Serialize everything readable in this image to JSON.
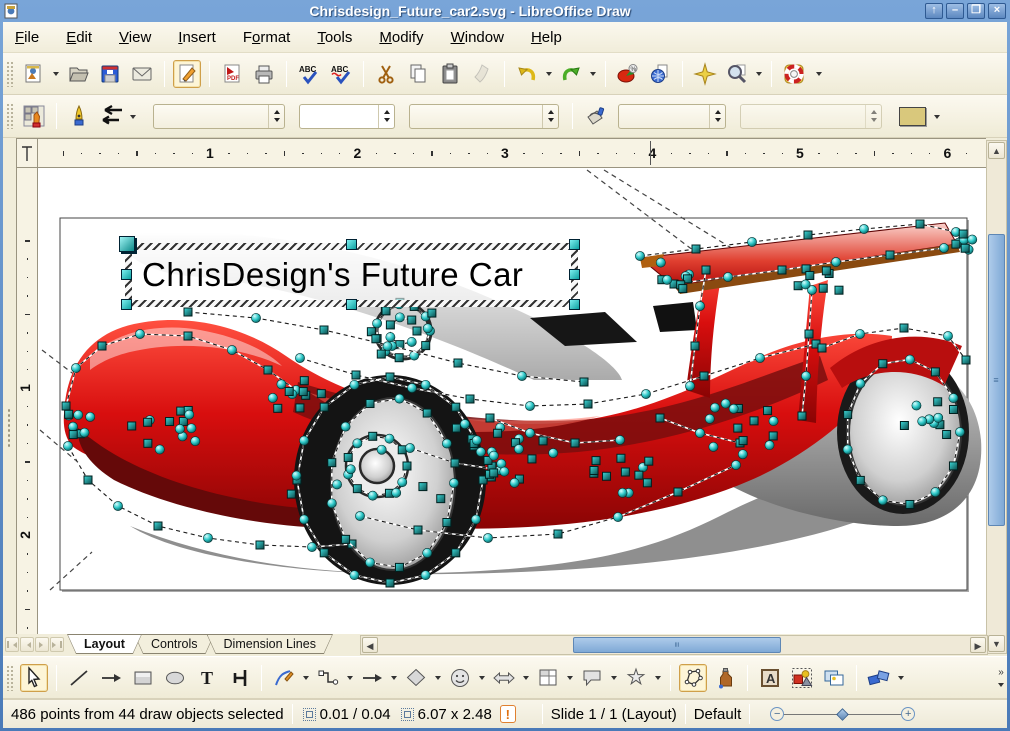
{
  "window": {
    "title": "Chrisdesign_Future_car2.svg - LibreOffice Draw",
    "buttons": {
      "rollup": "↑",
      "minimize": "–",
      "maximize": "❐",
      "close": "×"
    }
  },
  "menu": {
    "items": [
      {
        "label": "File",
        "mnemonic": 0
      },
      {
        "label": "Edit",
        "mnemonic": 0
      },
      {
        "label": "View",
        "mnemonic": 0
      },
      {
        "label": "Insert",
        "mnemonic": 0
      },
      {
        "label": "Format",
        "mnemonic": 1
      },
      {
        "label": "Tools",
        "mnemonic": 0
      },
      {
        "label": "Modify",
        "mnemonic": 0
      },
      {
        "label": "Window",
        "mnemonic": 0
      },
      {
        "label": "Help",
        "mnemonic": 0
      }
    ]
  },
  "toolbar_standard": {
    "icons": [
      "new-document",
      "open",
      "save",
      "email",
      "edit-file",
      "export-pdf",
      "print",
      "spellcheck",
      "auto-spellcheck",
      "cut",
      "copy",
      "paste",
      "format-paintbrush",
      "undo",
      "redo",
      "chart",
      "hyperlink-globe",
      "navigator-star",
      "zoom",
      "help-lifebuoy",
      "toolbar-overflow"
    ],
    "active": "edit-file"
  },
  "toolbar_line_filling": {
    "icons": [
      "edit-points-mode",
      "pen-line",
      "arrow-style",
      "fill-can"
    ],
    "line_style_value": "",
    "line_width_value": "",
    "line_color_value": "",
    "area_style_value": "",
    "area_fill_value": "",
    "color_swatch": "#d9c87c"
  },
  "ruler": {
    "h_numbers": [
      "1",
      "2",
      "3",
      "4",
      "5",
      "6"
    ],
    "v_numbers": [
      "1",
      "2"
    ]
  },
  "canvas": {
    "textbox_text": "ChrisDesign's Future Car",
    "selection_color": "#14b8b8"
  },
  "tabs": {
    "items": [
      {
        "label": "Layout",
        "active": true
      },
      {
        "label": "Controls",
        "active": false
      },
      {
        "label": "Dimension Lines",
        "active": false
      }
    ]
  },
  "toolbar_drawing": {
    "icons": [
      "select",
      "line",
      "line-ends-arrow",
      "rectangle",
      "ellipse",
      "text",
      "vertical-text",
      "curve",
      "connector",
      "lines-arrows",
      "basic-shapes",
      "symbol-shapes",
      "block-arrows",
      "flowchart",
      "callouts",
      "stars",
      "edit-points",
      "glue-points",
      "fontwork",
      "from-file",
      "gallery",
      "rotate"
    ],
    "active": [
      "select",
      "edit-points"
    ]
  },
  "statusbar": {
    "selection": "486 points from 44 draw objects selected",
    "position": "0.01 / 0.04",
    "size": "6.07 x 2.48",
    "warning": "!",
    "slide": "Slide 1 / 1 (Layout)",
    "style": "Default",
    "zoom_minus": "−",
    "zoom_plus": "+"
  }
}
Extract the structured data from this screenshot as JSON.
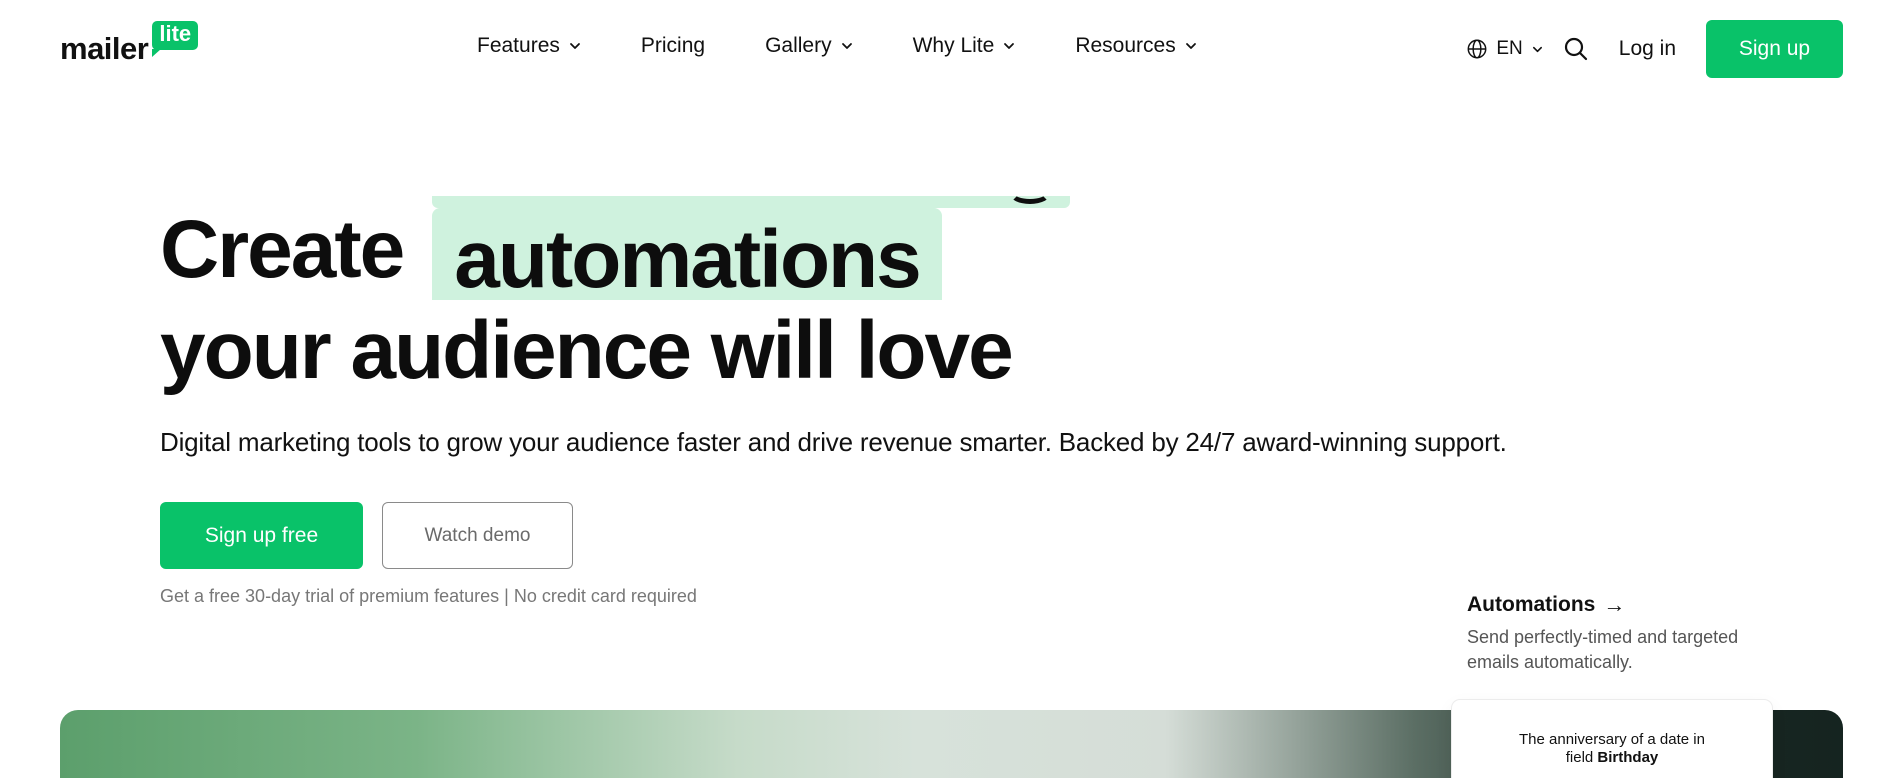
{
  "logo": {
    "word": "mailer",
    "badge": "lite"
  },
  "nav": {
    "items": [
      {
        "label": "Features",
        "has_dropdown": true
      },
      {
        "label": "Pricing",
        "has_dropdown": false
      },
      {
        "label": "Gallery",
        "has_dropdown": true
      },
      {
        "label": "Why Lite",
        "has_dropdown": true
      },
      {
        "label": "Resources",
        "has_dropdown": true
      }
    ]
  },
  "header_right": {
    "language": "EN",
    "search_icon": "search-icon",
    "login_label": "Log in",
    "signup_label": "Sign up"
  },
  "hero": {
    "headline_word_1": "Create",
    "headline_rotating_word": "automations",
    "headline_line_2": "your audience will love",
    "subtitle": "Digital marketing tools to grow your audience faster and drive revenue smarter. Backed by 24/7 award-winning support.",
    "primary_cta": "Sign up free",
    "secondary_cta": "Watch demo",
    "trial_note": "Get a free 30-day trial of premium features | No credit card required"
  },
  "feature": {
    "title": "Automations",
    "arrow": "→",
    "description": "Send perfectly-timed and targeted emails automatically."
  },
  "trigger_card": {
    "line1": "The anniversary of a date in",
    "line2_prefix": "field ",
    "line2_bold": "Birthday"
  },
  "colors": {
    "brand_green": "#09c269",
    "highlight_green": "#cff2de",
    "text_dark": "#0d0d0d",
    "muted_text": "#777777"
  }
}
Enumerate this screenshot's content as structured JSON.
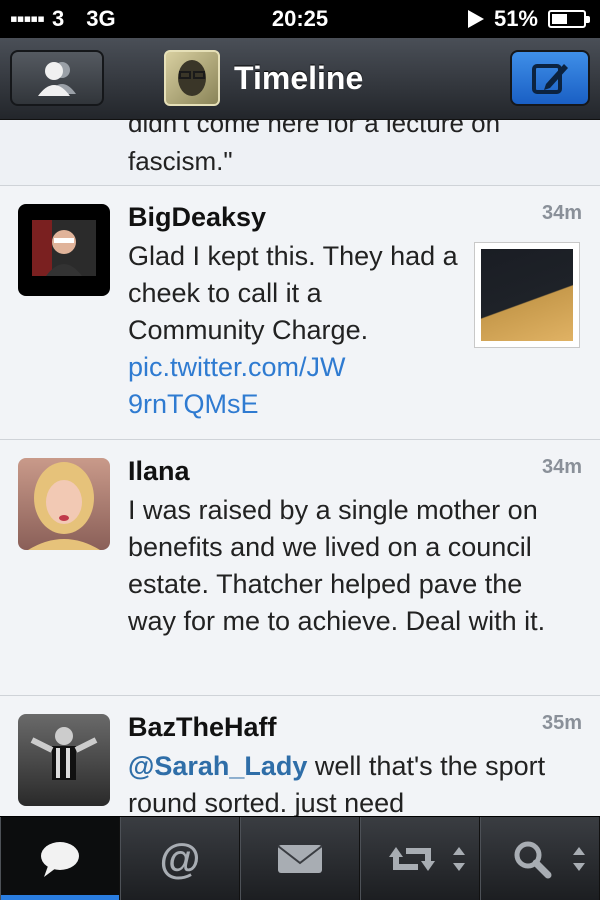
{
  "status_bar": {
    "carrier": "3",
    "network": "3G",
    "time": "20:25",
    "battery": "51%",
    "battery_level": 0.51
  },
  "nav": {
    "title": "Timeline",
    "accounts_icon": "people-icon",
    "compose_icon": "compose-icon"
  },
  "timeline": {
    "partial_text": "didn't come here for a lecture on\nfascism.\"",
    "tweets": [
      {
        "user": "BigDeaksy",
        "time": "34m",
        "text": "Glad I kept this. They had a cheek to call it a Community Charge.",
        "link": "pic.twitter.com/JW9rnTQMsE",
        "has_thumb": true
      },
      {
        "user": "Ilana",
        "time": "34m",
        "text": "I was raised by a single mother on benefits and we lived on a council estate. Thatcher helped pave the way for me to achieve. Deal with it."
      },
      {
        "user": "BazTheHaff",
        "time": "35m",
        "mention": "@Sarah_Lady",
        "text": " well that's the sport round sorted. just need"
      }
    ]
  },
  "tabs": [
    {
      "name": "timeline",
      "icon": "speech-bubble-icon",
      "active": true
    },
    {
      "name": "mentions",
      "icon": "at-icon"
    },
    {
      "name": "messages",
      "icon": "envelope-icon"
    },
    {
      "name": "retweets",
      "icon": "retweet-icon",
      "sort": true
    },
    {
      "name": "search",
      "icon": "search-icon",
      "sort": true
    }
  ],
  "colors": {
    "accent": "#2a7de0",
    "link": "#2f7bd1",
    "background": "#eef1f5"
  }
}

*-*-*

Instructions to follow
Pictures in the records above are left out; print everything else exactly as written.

Response to this task
Serialize everything readable in this image to JSON.
{
  "window": {
    "title": "Chrisdesign_Future_car2.svg - LibreOffice Draw",
    "buttons": {
      "rollup": "↑",
      "minimize": "–",
      "maximize": "❐",
      "close": "×"
    }
  },
  "menu": {
    "items": [
      {
        "label": "File",
        "mnemonic": 0
      },
      {
        "label": "Edit",
        "mnemonic": 0
      },
      {
        "label": "View",
        "mnemonic": 0
      },
      {
        "label": "Insert",
        "mnemonic": 0
      },
      {
        "label": "Format",
        "mnemonic": 1
      },
      {
        "label": "Tools",
        "mnemonic": 0
      },
      {
        "label": "Modify",
        "mnemonic": 0
      },
      {
        "label": "Window",
        "mnemonic": 0
      },
      {
        "label": "Help",
        "mnemonic": 0
      }
    ]
  },
  "toolbar_standard": {
    "icons": [
      "new-document",
      "open",
      "save",
      "email",
      "edit-file",
      "export-pdf",
      "print",
      "spellcheck",
      "auto-spellcheck",
      "cut",
      "copy",
      "paste",
      "format-paintbrush",
      "undo",
      "redo",
      "chart",
      "hyperlink-globe",
      "navigator-star",
      "zoom",
      "help-lifebuoy",
      "toolbar-overflow"
    ],
    "active": "edit-file"
  },
  "toolbar_line_filling": {
    "icons": [
      "edit-points-mode",
      "pen-line",
      "arrow-style",
      "fill-can"
    ],
    "line_style_value": "",
    "line_width_value": "",
    "line_color_value": "",
    "area_style_value": "",
    "area_fill_value": "",
    "color_swatch": "#d9c87c"
  },
  "ruler": {
    "h_numbers": [
      "1",
      "2",
      "3",
      "4",
      "5",
      "6"
    ],
    "v_numbers": [
      "1",
      "2"
    ]
  },
  "canvas": {
    "textbox_text": "ChrisDesign's Future Car",
    "selection_color": "#14b8b8"
  },
  "tabs": {
    "items": [
      {
        "label": "Layout",
        "active": true
      },
      {
        "label": "Controls",
        "active": false
      },
      {
        "label": "Dimension Lines",
        "active": false
      }
    ]
  },
  "toolbar_drawing": {
    "icons": [
      "select",
      "line",
      "line-ends-arrow",
      "rectangle",
      "ellipse",
      "text",
      "vertical-text",
      "curve",
      "connector",
      "lines-arrows",
      "basic-shapes",
      "symbol-shapes",
      "block-arrows",
      "flowchart",
      "callouts",
      "stars",
      "edit-points",
      "glue-points",
      "fontwork",
      "from-file",
      "gallery",
      "rotate"
    ],
    "active": [
      "select",
      "edit-points"
    ]
  },
  "statusbar": {
    "selection": "486 points from 44 draw objects selected",
    "position": "0.01 / 0.04",
    "size": "6.07 x 2.48",
    "warning": "!",
    "slide": "Slide 1 / 1 (Layout)",
    "style": "Default",
    "zoom_minus": "−",
    "zoom_plus": "+"
  }
}
Extract the structured data from this screenshot as JSON.
{
  "logo": {
    "word": "mailer",
    "badge": "lite"
  },
  "nav": {
    "items": [
      {
        "label": "Features",
        "has_dropdown": true
      },
      {
        "label": "Pricing",
        "has_dropdown": false
      },
      {
        "label": "Gallery",
        "has_dropdown": true
      },
      {
        "label": "Why Lite",
        "has_dropdown": true
      },
      {
        "label": "Resources",
        "has_dropdown": true
      }
    ]
  },
  "header_right": {
    "language": "EN",
    "search_icon": "search-icon",
    "login_label": "Log in",
    "signup_label": "Sign up"
  },
  "hero": {
    "headline_word_1": "Create",
    "headline_rotating_word": "automations",
    "headline_line_2": "your audience will love",
    "subtitle": "Digital marketing tools to grow your audience faster and drive revenue smarter. Backed by 24/7 award-winning support.",
    "primary_cta": "Sign up free",
    "secondary_cta": "Watch demo",
    "trial_note": "Get a free 30-day trial of premium features | No credit card required"
  },
  "feature": {
    "title": "Automations",
    "arrow": "→",
    "description": "Send perfectly-timed and targeted emails automatically."
  },
  "trigger_card": {
    "line1": "The anniversary of a date in",
    "line2_prefix": "field ",
    "line2_bold": "Birthday"
  },
  "colors": {
    "brand_green": "#09c269",
    "highlight_green": "#cff2de",
    "text_dark": "#0d0d0d",
    "muted_text": "#777777"
  }
}
Enumerate this screenshot's content as structured JSON.
{
  "status_bar": {
    "carrier": "3",
    "network": "3G",
    "time": "20:25",
    "battery": "51%",
    "battery_level": 0.51
  },
  "nav": {
    "title": "Timeline",
    "accounts_icon": "people-icon",
    "compose_icon": "compose-icon"
  },
  "timeline": {
    "partial_text": "didn't come here for a lecture on\nfascism.\"",
    "tweets": [
      {
        "user": "BigDeaksy",
        "time": "34m",
        "text": "Glad I kept this. They had a cheek to call it a Community Charge.",
        "link": "pic.twitter.com/JW9rnTQMsE",
        "has_thumb": true
      },
      {
        "user": "Ilana",
        "time": "34m",
        "text": "I was raised by a single mother on benefits and we lived on a council estate. Thatcher helped pave the way for me to achieve. Deal with it."
      },
      {
        "user": "BazTheHaff",
        "time": "35m",
        "mention": "@Sarah_Lady",
        "text": " well that's the sport round sorted. just need"
      }
    ]
  },
  "tabs": [
    {
      "name": "timeline",
      "icon": "speech-bubble-icon",
      "active": true
    },
    {
      "name": "mentions",
      "icon": "at-icon"
    },
    {
      "name": "messages",
      "icon": "envelope-icon"
    },
    {
      "name": "retweets",
      "icon": "retweet-icon",
      "sort": true
    },
    {
      "name": "search",
      "icon": "search-icon",
      "sort": true
    }
  ],
  "colors": {
    "accent": "#2a7de0",
    "link": "#2f7bd1",
    "background": "#eef1f5"
  }
}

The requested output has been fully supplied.